After a rainless summer, the ground was parched and scrubby. Color came from the holly shrubs and pines bursting out of rocks and the punctuation of purple olives ripening on path-side trees. Cacti shaped like ping-pong paddles protruded from the ground, and tall wisps of sun-bleached sea squills rippled in the hot breeze. The red waymarks painted on stones were the only thing anchoring inexperienced hikers like us through this labyrinth of wild coastline. As we climbed uphill, I could see our progress curving like a kite tail behind us.
Masha and I talked and laughed as we hiked, but after hours of walking, the route became more difficult. Our muscles ached, and our feet blistered. We realized that we had lost sight of the waymarks. Our crude map pointed us toward a thorn-encrusted hill, but we stubbornly pushed on.
All the nature that was so charming before now seemed determined to break us. I fought off the forest with my body, sacrificing my skin to move aside the spiky vines that blocked me. I didn’t want to admit to myself or to Masha that we were on the wrong path, and that we’d have to reverse our punishing course. But a break in the brush never came, and we decided to turn back.
Every step was a vicious reminder of our mistakes. Wincing at each new thorn-induced wound, we wove our way down. I wondered what would happen if I took a wrong step. Would a shepherd find my body lying under the bushes? Would he note my wounds: the twisted legs, the fractured arms, the broken heart?

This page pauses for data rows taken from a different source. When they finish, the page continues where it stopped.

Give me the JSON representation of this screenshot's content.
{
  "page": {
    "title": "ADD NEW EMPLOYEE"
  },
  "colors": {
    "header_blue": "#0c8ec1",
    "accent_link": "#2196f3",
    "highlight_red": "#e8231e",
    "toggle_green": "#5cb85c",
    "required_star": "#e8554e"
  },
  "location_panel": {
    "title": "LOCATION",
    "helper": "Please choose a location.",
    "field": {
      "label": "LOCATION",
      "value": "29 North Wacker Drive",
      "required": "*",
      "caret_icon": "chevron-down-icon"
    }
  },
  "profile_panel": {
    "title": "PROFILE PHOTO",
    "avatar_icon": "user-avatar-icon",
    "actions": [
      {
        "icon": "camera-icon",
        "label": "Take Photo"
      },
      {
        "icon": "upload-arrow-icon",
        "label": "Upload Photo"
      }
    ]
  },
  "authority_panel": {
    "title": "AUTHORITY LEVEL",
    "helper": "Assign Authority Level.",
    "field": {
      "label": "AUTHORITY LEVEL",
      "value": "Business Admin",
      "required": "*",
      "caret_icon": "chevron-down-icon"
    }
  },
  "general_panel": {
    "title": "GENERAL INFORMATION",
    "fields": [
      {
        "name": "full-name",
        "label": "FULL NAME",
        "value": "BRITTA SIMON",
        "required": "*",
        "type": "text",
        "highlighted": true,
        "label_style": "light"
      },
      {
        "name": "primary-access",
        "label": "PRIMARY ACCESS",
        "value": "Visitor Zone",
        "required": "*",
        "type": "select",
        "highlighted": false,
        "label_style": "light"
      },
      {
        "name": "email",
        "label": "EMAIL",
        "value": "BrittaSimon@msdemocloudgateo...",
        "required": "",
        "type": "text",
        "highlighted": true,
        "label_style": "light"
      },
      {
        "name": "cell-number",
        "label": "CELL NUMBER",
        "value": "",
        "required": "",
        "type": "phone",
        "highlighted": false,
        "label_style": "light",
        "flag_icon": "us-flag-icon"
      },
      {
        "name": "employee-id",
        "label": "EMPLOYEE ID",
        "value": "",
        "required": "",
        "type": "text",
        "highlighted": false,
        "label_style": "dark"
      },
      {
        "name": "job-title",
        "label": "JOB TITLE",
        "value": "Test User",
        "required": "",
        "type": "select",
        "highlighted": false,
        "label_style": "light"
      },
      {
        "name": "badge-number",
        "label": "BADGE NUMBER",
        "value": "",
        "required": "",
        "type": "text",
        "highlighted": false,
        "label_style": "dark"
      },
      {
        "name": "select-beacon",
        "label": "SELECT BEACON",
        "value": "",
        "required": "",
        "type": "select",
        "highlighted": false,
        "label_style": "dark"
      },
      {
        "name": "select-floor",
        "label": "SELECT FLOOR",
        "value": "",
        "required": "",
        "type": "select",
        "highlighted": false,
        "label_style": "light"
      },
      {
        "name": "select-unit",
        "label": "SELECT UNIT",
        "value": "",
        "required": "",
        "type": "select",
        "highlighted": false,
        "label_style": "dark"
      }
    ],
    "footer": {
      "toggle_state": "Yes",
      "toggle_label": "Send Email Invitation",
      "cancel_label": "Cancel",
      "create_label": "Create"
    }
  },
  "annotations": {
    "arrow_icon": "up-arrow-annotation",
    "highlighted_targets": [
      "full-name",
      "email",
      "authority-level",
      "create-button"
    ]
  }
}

Then, suddenly, we found it. When we saw those glorious waymarks winking, we giggled wildly and sprawled on our backs. After that, I could see only the splendid. The winding path smelled like thyme and rosemary. Pomegranates beamed red from the trees, goats peeked through the autumn foliage, and blooming tobacco flowers were framed with streaks of golden sunlight.
There’s a special connection between the feet and the heart. As I journeyed on through the Turkish countryside, I knew I could keep walking until I strengthened both.
Katie Nadworny is a writer based in Istanbul. Her work has appeared in National Geographic, the Daily Beast, Atlas Obscura, the Guardian, and the Independent, among others.